Ducati has an inordinate amount of space dedicated to its racebikes, though it’s only natural, since it is, after all, the most successful manufacturer in the Superbike World Championship series (racing with heavily modified production bikes, roughly similar to GT1-class racecars).
In the series’ 26-year history, Ducati has 14 titles to its name, with each of the manufacturer’s flagship superbikes winning at least one title (the first came in 1990 and the most recent in 2012).
Against the grandeur that Ducati accords its Superbike World Championship machinery, the display dedicated to its MotoGP contenders can seem a little apologetic – a pretty accurate reflection of its fortunes in the series. Ducati has clinched just one title (Australian Casey Stoner’s win in 2007) in 11 years of competition.
A conspicuous absentee?in the already sparse display is Valentino Rossi’s MotoGP bike from the 2011 and 2012 seasons.
My guide explained that the people from the factory have a love-hate relationship with the man nicknamed “The Doctor”, arguably the most famous motorcycle racer who ever lived. On one hand, he’s a compatriot and a nine-time champion, but on the other hand, he is the man solely responsible for Ducati’s two worst seasons in MotoGP.
Referring to the drought in MotoGP recently, she said: “Morale in the factory is lower these few years for sure, but we still respect Valentino.” I smile politely, trying my best to believe her.
Morale may be lower from its lack of racing success, but sales of Ducati’s distinctive red machines have never been higher. In 2012, it sold a record 43,888 bikes, a jump of 4 percent over 2011.

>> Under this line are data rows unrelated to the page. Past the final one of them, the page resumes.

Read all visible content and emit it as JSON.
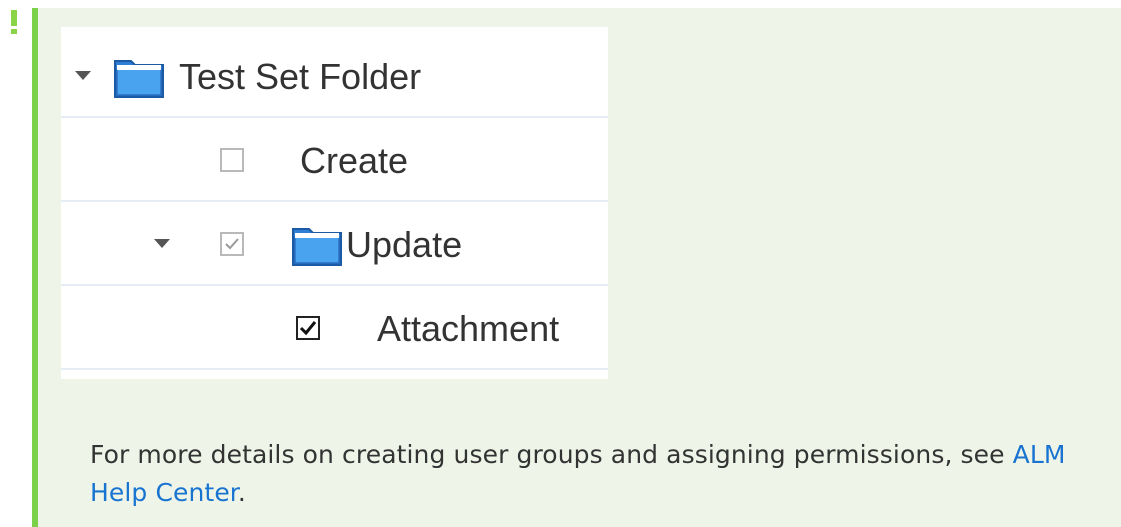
{
  "note": {
    "text_before_link": "For more details on creating user groups and assigning permissions, see ",
    "link_text": "ALM Help Center",
    "text_after_link": "."
  },
  "tree": {
    "items": [
      {
        "label": "Test Set Folder",
        "level": 0,
        "expanded": true,
        "checkbox": "none",
        "icon": "folder-icon"
      },
      {
        "label": "Create",
        "level": 1,
        "expanded": false,
        "checkbox": "unchecked",
        "icon": ""
      },
      {
        "label": "Update",
        "level": 1,
        "expanded": true,
        "checkbox": "checked-disabled",
        "icon": "folder-icon"
      },
      {
        "label": "Attachment",
        "level": 2,
        "expanded": false,
        "checkbox": "checked",
        "icon": ""
      }
    ]
  },
  "colors": {
    "note_background": "#eef5e8",
    "note_border": "#7bd24a",
    "link": "#1874d0",
    "text": "#333333"
  }
}
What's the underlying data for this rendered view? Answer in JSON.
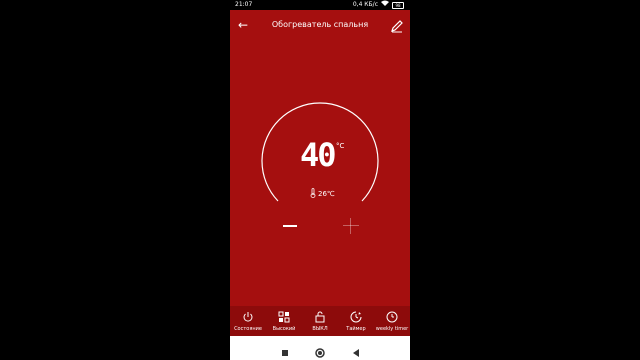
{
  "status_bar": {
    "time": "21:07",
    "network_speed": "0,4 КБ/с",
    "battery": "98"
  },
  "header": {
    "title": "Обогреватель спальня"
  },
  "thermostat": {
    "set_temperature": "40",
    "unit": "°C",
    "current_temperature": "26℃"
  },
  "tabs": [
    {
      "label": "Состояние",
      "icon": "power-icon"
    },
    {
      "label": "Высокий",
      "icon": "mode-grid-icon"
    },
    {
      "label": "ВЫКЛ",
      "icon": "lock-icon"
    },
    {
      "label": "Таймер",
      "icon": "timer-icon"
    },
    {
      "label": "weekly timer",
      "icon": "clock-icon"
    }
  ],
  "colors": {
    "background": "#a50f0f",
    "bottom_bar": "#8d0b0b"
  }
}
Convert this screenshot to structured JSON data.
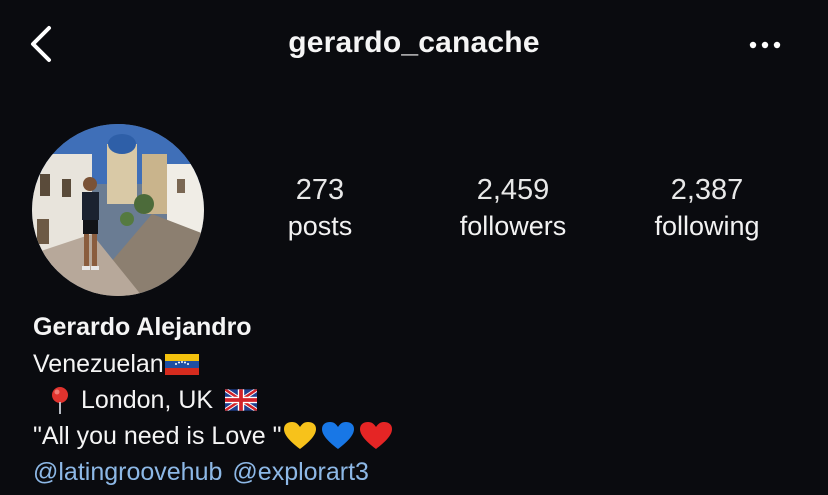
{
  "header": {
    "username": "gerardo_canache",
    "back_icon": "chevron-left-icon",
    "more_icon": "more-horizontal-icon"
  },
  "stats": {
    "posts": {
      "value": "273",
      "label": "posts"
    },
    "followers": {
      "value": "2,459",
      "label": "followers"
    },
    "following": {
      "value": "2,387",
      "label": "following"
    }
  },
  "bio": {
    "name": "Gerardo Alejandro",
    "line1": "Venezuelan",
    "line2": "London, UK",
    "line3": "\"All you need is Love \"",
    "links": [
      "@latingroovehub",
      "@explorart3"
    ]
  },
  "colors": {
    "background": "#0a0b0f",
    "link": "#8db8e6",
    "text": "#f5f5f5"
  }
}
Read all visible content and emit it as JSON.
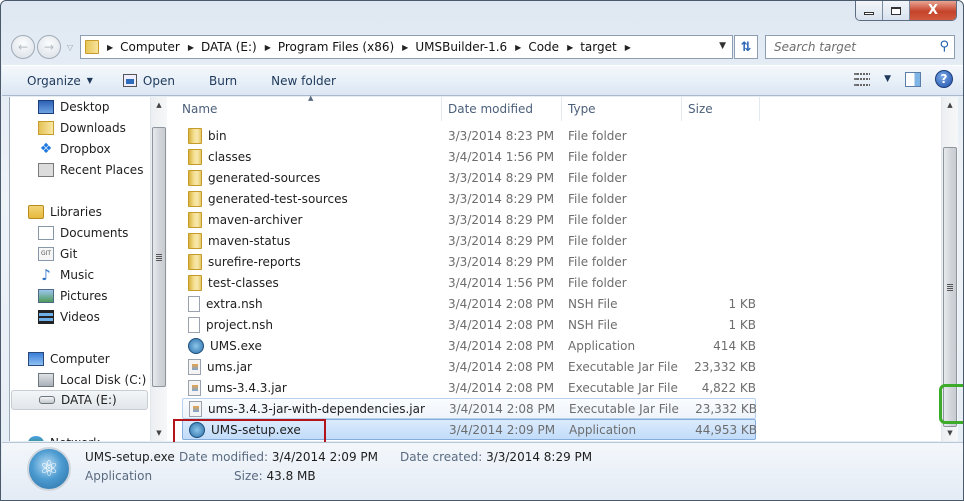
{
  "window": {
    "controls": {
      "minimize": "minimize",
      "maximize": "maximize",
      "close": "X"
    }
  },
  "nav": {
    "back_icon": "back-arrow",
    "forward_icon": "forward-arrow",
    "breadcrumbs": [
      "Computer",
      "DATA (E:)",
      "Program Files (x86)",
      "UMSBuilder-1.6",
      "Code",
      "target"
    ],
    "search_placeholder": "Search target"
  },
  "toolbar": {
    "organize": "Organize",
    "open": "Open",
    "burn": "Burn",
    "new_folder": "New folder",
    "help": "?"
  },
  "sidebar": {
    "favorites": [
      "Desktop",
      "Downloads",
      "Dropbox",
      "Recent Places"
    ],
    "libraries_label": "Libraries",
    "libraries": [
      "Documents",
      "Git",
      "Music",
      "Pictures",
      "Videos"
    ],
    "computer_label": "Computer",
    "drives": [
      "Local Disk (C:)",
      "DATA (E:)"
    ],
    "network_label": "Network",
    "selected": "DATA (E:)"
  },
  "columns": {
    "name": "Name",
    "date": "Date modified",
    "type": "Type",
    "size": "Size"
  },
  "files": [
    {
      "name": "bin",
      "date": "3/3/2014 8:23 PM",
      "type": "File folder",
      "size": "",
      "icon": "folder"
    },
    {
      "name": "classes",
      "date": "3/4/2014 1:56 PM",
      "type": "File folder",
      "size": "",
      "icon": "folder"
    },
    {
      "name": "generated-sources",
      "date": "3/3/2014 8:29 PM",
      "type": "File folder",
      "size": "",
      "icon": "folder"
    },
    {
      "name": "generated-test-sources",
      "date": "3/3/2014 8:29 PM",
      "type": "File folder",
      "size": "",
      "icon": "folder"
    },
    {
      "name": "maven-archiver",
      "date": "3/3/2014 8:29 PM",
      "type": "File folder",
      "size": "",
      "icon": "folder"
    },
    {
      "name": "maven-status",
      "date": "3/3/2014 8:29 PM",
      "type": "File folder",
      "size": "",
      "icon": "folder"
    },
    {
      "name": "surefire-reports",
      "date": "3/3/2014 8:29 PM",
      "type": "File folder",
      "size": "",
      "icon": "folder"
    },
    {
      "name": "test-classes",
      "date": "3/4/2014 1:56 PM",
      "type": "File folder",
      "size": "",
      "icon": "folder"
    },
    {
      "name": "extra.nsh",
      "date": "3/4/2014 2:08 PM",
      "type": "NSH File",
      "size": "1 KB",
      "icon": "blank"
    },
    {
      "name": "project.nsh",
      "date": "3/4/2014 2:08 PM",
      "type": "NSH File",
      "size": "1 KB",
      "icon": "blank"
    },
    {
      "name": "UMS.exe",
      "date": "3/4/2014 2:08 PM",
      "type": "Application",
      "size": "414 KB",
      "icon": "exe"
    },
    {
      "name": "ums.jar",
      "date": "3/4/2014 2:08 PM",
      "type": "Executable Jar File",
      "size": "23,332 KB",
      "icon": "jar"
    },
    {
      "name": "ums-3.4.3.jar",
      "date": "3/4/2014 2:08 PM",
      "type": "Executable Jar File",
      "size": "4,822 KB",
      "icon": "jar"
    },
    {
      "name": "ums-3.4.3-jar-with-dependencies.jar",
      "date": "3/4/2014 2:08 PM",
      "type": "Executable Jar File",
      "size": "23,332 KB",
      "icon": "jar"
    },
    {
      "name": "UMS-setup.exe",
      "date": "3/4/2014 2:09 PM",
      "type": "Application",
      "size": "44,953 KB",
      "icon": "exe"
    }
  ],
  "details": {
    "filename": "UMS-setup.exe",
    "filetype": "Application",
    "date_modified_label": "Date modified:",
    "date_modified": "3/4/2014 2:09 PM",
    "size_label": "Size:",
    "size": "43.8 MB",
    "date_created_label": "Date created:",
    "date_created": "3/3/2014 8:29 PM"
  },
  "colors": {
    "selection": "#c1dcfa",
    "highlight_red": "#b3141b",
    "highlight_green": "#3dab2a"
  }
}
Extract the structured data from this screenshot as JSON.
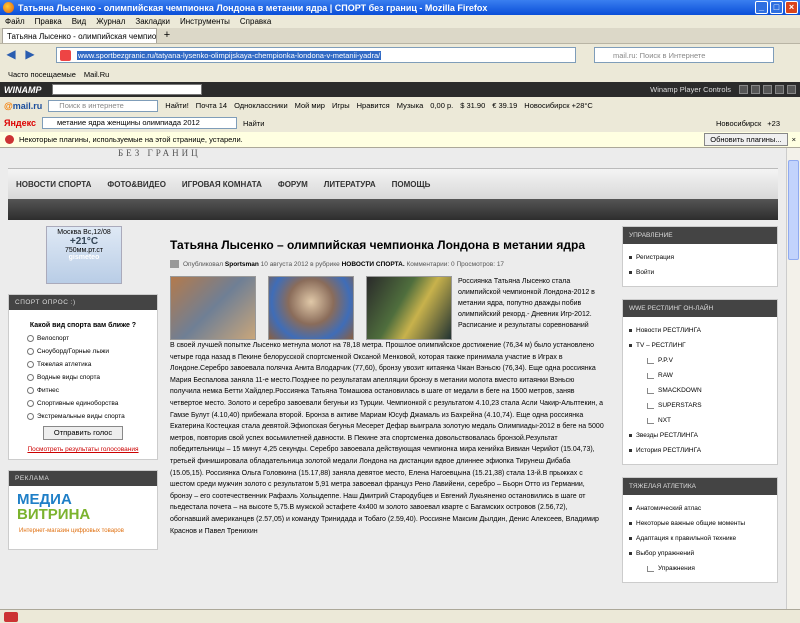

Indeed, Ducati is doing so well, it’s in the process of building a new factory nearby to cope with the demand. Even without good sales figures or racetrack trophies, it’s likely the marque will still hold a special place in the hearts of the Ducati faithful. I know that’s the case for me, at least.